Nearly all organisms participate in multiple mutualisms, and complementarity within these complex interactions can result in synergistic fitness effects. However, it remains largely untested how multiple mutualisms impact eco-evolutionary dynamics in interacting species. We tested how multiple microbial mutualists-- N-fixing bacteria and mycorrrhizal fungi-- affected selection and heritability of traits in their shared host plant (Medicago truncatula), as well as fitness alignment between partners. Our results demonstrate for the first time that multiple mutualisms synergistically affect selection and heritability of host traits and enhance fitness alignment between mutualists. Specifically, we found interaction with multiple microbial symbionts doubled the strength of natural selection on a plant architectural trait, resulted in 2-3-fold higher heritability of plant reproductive success, and more than doubled fitness alignment between N-fixing bacteria and plants. These findings show synergism generated by multiple mutualisms extends to key components of microevolutionary change, emphasizing the importance of multiple mutualism effects on evolutionary trajectories.

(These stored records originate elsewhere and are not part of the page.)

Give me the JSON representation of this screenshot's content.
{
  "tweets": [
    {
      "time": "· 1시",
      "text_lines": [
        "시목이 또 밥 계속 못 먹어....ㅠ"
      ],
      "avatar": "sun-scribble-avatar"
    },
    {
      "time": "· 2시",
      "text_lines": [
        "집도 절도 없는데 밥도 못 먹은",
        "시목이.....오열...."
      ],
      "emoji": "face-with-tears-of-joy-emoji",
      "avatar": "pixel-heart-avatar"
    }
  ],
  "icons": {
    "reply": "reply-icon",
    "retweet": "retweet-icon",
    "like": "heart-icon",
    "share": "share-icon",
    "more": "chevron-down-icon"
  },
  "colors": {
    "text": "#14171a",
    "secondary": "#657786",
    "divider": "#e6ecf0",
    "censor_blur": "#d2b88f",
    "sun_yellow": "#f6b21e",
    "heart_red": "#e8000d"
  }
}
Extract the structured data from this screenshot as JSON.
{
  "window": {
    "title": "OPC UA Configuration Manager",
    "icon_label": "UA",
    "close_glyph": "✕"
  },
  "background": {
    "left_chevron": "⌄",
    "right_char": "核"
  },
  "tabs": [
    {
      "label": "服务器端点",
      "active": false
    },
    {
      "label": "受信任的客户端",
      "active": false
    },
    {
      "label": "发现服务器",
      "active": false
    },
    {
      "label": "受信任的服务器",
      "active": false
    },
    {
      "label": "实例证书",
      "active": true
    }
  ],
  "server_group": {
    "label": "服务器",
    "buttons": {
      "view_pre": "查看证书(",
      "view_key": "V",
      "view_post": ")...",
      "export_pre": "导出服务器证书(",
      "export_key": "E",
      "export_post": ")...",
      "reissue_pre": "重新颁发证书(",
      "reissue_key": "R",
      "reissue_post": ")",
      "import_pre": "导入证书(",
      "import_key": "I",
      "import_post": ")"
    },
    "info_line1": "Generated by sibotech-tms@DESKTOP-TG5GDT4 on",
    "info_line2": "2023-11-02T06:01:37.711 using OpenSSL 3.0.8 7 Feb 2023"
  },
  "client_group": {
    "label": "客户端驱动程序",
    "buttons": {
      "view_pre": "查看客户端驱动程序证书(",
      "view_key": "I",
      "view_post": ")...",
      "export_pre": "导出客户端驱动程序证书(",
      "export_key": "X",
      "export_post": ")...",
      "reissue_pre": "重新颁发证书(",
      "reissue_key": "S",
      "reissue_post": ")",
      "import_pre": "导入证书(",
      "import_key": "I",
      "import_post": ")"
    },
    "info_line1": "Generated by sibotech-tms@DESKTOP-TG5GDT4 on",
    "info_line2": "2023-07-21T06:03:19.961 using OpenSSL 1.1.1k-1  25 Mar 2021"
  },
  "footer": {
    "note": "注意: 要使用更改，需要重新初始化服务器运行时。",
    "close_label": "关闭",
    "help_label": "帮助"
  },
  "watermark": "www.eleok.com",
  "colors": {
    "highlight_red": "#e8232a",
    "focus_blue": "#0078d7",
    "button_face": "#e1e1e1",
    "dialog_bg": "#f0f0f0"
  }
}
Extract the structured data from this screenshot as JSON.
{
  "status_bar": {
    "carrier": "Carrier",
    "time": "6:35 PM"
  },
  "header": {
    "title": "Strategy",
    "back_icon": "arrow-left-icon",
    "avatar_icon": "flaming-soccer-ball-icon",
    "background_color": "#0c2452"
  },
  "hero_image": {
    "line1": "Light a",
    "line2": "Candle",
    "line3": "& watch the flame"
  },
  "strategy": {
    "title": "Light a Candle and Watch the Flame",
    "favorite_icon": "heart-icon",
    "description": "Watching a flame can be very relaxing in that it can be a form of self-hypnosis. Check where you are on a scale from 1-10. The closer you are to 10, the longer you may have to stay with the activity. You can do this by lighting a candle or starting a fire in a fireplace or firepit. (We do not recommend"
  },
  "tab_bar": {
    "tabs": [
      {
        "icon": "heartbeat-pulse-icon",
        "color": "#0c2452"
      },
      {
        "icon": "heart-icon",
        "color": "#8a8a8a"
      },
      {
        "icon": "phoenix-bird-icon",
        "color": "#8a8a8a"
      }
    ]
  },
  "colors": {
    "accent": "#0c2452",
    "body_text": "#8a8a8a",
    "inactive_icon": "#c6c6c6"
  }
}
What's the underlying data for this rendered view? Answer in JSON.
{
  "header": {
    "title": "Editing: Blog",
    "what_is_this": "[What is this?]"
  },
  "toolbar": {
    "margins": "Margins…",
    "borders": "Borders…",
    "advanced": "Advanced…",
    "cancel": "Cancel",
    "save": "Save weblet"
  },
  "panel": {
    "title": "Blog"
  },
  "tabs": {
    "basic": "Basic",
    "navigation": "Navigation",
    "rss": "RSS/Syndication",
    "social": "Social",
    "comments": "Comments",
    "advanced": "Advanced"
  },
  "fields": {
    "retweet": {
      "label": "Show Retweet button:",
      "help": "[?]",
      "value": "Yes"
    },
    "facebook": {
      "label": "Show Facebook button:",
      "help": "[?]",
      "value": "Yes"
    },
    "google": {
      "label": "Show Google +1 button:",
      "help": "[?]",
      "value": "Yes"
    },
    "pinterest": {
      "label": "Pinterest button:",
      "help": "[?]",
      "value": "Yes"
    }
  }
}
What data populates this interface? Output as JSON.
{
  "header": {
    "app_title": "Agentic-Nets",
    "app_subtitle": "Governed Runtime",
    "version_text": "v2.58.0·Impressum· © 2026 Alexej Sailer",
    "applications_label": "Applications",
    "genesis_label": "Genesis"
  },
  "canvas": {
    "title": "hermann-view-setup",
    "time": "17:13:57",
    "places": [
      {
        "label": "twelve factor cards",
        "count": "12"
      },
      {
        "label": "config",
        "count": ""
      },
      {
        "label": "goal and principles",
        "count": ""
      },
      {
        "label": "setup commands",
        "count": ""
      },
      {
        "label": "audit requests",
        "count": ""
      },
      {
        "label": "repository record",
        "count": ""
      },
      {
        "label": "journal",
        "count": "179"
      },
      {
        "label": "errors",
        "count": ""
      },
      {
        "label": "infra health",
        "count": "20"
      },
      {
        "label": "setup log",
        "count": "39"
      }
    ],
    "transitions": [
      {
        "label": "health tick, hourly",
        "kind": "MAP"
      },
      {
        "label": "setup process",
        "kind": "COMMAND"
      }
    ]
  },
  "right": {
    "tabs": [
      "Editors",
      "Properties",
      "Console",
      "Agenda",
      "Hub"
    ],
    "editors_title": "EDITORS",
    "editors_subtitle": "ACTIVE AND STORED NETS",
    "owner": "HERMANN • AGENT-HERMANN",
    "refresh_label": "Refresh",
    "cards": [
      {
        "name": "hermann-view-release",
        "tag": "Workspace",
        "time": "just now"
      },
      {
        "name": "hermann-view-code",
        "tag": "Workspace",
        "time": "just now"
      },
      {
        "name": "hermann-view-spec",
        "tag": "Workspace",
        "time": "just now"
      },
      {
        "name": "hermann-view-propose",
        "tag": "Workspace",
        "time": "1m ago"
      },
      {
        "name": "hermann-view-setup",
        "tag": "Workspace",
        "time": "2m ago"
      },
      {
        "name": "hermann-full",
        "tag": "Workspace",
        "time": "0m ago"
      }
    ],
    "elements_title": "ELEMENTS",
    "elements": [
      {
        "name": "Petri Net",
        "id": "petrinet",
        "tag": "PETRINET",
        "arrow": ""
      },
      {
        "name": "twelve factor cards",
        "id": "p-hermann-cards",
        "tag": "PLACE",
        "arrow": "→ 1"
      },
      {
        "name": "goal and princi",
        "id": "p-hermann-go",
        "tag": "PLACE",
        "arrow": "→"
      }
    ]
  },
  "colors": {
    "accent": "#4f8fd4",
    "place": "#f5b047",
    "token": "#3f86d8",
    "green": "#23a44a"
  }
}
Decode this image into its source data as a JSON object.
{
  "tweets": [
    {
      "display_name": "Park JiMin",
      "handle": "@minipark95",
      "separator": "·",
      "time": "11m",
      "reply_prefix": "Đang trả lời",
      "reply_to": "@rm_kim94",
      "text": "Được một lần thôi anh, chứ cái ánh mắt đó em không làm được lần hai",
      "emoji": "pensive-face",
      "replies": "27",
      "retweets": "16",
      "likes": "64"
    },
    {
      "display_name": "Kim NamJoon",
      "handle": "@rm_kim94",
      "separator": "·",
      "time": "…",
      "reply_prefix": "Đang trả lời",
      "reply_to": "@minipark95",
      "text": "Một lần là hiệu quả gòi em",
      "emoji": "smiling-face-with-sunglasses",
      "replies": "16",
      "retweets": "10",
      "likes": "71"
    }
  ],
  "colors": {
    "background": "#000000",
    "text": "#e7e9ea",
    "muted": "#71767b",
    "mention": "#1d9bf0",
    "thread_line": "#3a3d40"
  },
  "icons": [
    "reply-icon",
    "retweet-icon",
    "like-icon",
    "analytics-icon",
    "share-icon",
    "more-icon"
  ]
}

Methods

The details on data collection are available in the associated paper in Ecology Letters. In brief, 213 M. truncatula genotypes were grown in a factorial experiment with four microbial environments environments: no microbes (NM,NR), rhizobia alone (NM, R), mycorrhizal fungi alone (M, NR), and both microbes (R,M). We measured a plant fitness proxy (pod production), a rhizobia fitness proxy (nodule number), and several plant traits related to plant architecture (branch number) and investment (allocation to roots vs shoot biomass). 

Usage Notes

The data are from 213 M. truncatula genotypes grown in four microbial environments environments: no microbes (NM,NR), rhizobia alone (NM, R), mycorrhizal fungi alone (M, NR), and both microbes (R,M).  For each M. truncatula genotype in each of the four microbial environments, we provide in this dataset the average number of pods produced, number of branches grown, and root investment vs shoot investment (root to shoot ratio) as well as number of nodules produced by rhizobia associating with that plant genotype (associated columns are mean_pod, mean_branch, mean_root2shoot, and mean_nodule respectively). We also provide the relativized versions of these metric that were used and described in the paper analyses (associated columns of plant_rel_fitness, rel_mean_ branch, rel_mean_root2shoot, and rhizo_rel_fitness , respectively). The remaining columns describe the treatments and are myco (= mycorrhizal treatment), rhizo (= rhizobia treatment), and line (= plant genotype). The line genotype codes match the Medicago hapmap project (http://www.medicagohapmap.org/). Note that NA indicates no data is available for that genotype-by-microbial environment combination; it happens most frequently in the nodulation related columns because in the treatments with no rhizobia (MNR and NMNR) nodulation is not possible.

Funding

National Science Foundation, Award: IOS-1401840

National Science Foundation, Award: DEB-1922521

National Science Foundation, Award: DEB-2030060

National Science Foundation, Award: DEB-1823419

Natural Sciences and Engineering Research Council of Canada, Award: Discovery Grant

National Science Foundation, Award: DEB-1943628

U.S. Department of Agriculture, Award: 1014527